*** Excerpted records Section Begins ***
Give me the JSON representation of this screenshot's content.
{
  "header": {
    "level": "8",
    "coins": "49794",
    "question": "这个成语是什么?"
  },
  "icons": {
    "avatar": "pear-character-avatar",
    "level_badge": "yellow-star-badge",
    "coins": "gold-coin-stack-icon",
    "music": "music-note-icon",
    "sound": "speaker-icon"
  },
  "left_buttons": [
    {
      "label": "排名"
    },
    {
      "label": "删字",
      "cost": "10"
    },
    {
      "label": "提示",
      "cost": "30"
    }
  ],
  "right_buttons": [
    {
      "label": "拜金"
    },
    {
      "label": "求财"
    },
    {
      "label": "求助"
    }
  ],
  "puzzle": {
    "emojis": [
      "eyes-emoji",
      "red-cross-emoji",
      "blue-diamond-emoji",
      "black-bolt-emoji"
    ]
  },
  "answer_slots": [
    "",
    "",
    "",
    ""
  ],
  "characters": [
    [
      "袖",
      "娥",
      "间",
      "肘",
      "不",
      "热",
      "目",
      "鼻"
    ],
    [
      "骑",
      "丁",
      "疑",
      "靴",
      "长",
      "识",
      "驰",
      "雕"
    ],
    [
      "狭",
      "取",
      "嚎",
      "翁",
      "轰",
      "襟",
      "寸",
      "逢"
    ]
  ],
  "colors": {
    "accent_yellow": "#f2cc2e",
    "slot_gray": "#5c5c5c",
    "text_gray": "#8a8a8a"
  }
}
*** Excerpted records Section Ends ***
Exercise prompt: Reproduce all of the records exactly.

Solution:
Give me the JSON representation of this screenshot's content.
{
  "header": {
    "level": "8",
    "coins": "49794",
    "question": "这个成语是什么?"
  },
  "icons": {
    "avatar": "pear-character-avatar",
    "level_badge": "yellow-star-badge",
    "coins": "gold-coin-stack-icon",
    "music": "music-note-icon",
    "sound": "speaker-icon"
  },
  "left_buttons": [
    {
      "label": "排名"
    },
    {
      "label": "删字",
      "cost": "10"
    },
    {
      "label": "提示",
      "cost": "30"
    }
  ],
  "right_buttons": [
    {
      "label": "拜金"
    },
    {
      "label": "求财"
    },
    {
      "label": "求助"
    }
  ],
  "puzzle": {
    "emojis": [
      "eyes-emoji",
      "red-cross-emoji",
      "blue-diamond-emoji",
      "black-bolt-emoji"
    ]
  },
  "answer_slots": [
    "",
    "",
    "",
    ""
  ],
  "characters": [
    [
      "袖",
      "娥",
      "间",
      "肘",
      "不",
      "热",
      "目",
      "鼻"
    ],
    [
      "骑",
      "丁",
      "疑",
      "靴",
      "长",
      "识",
      "驰",
      "雕"
    ],
    [
      "狭",
      "取",
      "嚎",
      "翁",
      "轰",
      "襟",
      "寸",
      "逢"
    ]
  ],
  "colors": {
    "accent_yellow": "#f2cc2e",
    "slot_gray": "#5c5c5c",
    "text_gray": "#8a8a8a"
  }
}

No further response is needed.